=== Your assignment ===
Please retype the records below exactly as they stand.

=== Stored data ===

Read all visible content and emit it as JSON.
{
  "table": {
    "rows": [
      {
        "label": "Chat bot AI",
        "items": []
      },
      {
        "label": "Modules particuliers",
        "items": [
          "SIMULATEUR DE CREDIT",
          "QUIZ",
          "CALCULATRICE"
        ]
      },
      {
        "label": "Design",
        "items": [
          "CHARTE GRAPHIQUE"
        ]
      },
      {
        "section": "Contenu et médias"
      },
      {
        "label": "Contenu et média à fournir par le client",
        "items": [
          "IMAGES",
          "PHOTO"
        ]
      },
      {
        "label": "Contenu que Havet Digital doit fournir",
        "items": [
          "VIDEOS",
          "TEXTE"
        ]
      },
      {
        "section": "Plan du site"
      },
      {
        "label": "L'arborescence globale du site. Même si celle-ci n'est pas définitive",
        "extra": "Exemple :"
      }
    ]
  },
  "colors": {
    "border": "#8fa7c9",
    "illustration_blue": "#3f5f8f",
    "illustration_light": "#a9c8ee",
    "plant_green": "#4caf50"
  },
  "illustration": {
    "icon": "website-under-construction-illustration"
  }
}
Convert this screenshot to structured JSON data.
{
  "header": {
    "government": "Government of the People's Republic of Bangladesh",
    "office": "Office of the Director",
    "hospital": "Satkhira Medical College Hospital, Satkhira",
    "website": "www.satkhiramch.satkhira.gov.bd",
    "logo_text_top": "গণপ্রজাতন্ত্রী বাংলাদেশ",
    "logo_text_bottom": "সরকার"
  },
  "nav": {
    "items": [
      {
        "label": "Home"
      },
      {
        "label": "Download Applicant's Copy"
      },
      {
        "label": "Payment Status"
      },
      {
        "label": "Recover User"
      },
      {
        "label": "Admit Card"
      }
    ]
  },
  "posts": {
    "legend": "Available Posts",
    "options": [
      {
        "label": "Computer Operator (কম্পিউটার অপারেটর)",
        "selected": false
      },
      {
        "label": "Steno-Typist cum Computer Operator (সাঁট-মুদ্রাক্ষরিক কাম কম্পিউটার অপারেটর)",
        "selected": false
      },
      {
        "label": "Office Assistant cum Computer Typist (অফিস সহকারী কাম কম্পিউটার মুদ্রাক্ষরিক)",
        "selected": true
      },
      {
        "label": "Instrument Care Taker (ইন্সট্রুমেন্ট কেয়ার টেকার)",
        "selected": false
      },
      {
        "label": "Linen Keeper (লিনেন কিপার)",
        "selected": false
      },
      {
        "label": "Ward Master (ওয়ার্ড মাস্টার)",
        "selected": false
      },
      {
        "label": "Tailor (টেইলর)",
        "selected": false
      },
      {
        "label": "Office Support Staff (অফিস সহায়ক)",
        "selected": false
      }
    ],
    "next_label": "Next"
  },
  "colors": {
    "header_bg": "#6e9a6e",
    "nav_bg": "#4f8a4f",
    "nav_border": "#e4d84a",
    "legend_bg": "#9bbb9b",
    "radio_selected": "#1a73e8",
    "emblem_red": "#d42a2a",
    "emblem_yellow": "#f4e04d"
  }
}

=== Response box ===
Read all visible content and emit it as JSON.
{
  "table": {
    "rows": [
      {
        "label": "Chat bot AI",
        "items": []
      },
      {
        "label": "Modules particuliers",
        "items": [
          "SIMULATEUR DE CREDIT",
          "QUIZ",
          "CALCULATRICE"
        ]
      },
      {
        "label": "Design",
        "items": [
          "CHARTE GRAPHIQUE"
        ]
      },
      {
        "section": "Contenu et médias"
      },
      {
        "label": "Contenu et média à fournir par le client",
        "items": [
          "IMAGES",
          "PHOTO"
        ]
      },
      {
        "label": "Contenu que Havet Digital doit fournir",
        "items": [
          "VIDEOS",
          "TEXTE"
        ]
      },
      {
        "section": "Plan du site"
      },
      {
        "label": "L'arborescence globale du site. Même si celle-ci n'est pas définitive",
        "extra": "Exemple :"
      }
    ]
  },
  "colors": {
    "border": "#8fa7c9",
    "illustration_blue": "#3f5f8f",
    "illustration_light": "#a9c8ee",
    "plant_green": "#4caf50"
  },
  "illustration": {
    "icon": "website-under-construction-illustration"
  }
}
Convert this screenshot to structured JSON data.
{
  "header": {
    "government": "Government of the People's Republic of Bangladesh",
    "office": "Office of the Director",
    "hospital": "Satkhira Medical College Hospital, Satkhira",
    "website": "www.satkhiramch.satkhira.gov.bd",
    "logo_text_top": "গণপ্রজাতন্ত্রী বাংলাদেশ",
    "logo_text_bottom": "সরকার"
  },
  "nav": {
    "items": [
      {
        "label": "Home"
      },
      {
        "label": "Download Applicant's Copy"
      },
      {
        "label": "Payment Status"
      },
      {
        "label": "Recover User"
      },
      {
        "label": "Admit Card"
      }
    ]
  },
  "posts": {
    "legend": "Available Posts",
    "options": [
      {
        "label": "Computer Operator (কম্পিউটার অপারেটর)",
        "selected": false
      },
      {
        "label": "Steno-Typist cum Computer Operator (সাঁট-মুদ্রাক্ষরিক কাম কম্পিউটার অপারেটর)",
        "selected": false
      },
      {
        "label": "Office Assistant cum Computer Typist (অফিস সহকারী কাম কম্পিউটার মুদ্রাক্ষরিক)",
        "selected": true
      },
      {
        "label": "Instrument Care Taker (ইন্সট্রুমেন্ট কেয়ার টেকার)",
        "selected": false
      },
      {
        "label": "Linen Keeper (লিনেন কিপার)",
        "selected": false
      },
      {
        "label": "Ward Master (ওয়ার্ড মাস্টার)",
        "selected": false
      },
      {
        "label": "Tailor (টেইলর)",
        "selected": false
      },
      {
        "label": "Office Support Staff (অফিস সহায়ক)",
        "selected": false
      }
    ],
    "next_label": "Next"
  },
  "colors": {
    "header_bg": "#6e9a6e",
    "nav_bg": "#4f8a4f",
    "nav_border": "#e4d84a",
    "legend_bg": "#9bbb9b",
    "radio_selected": "#1a73e8",
    "emblem_red": "#d42a2a",
    "emblem_yellow": "#f4e04d"
  }
}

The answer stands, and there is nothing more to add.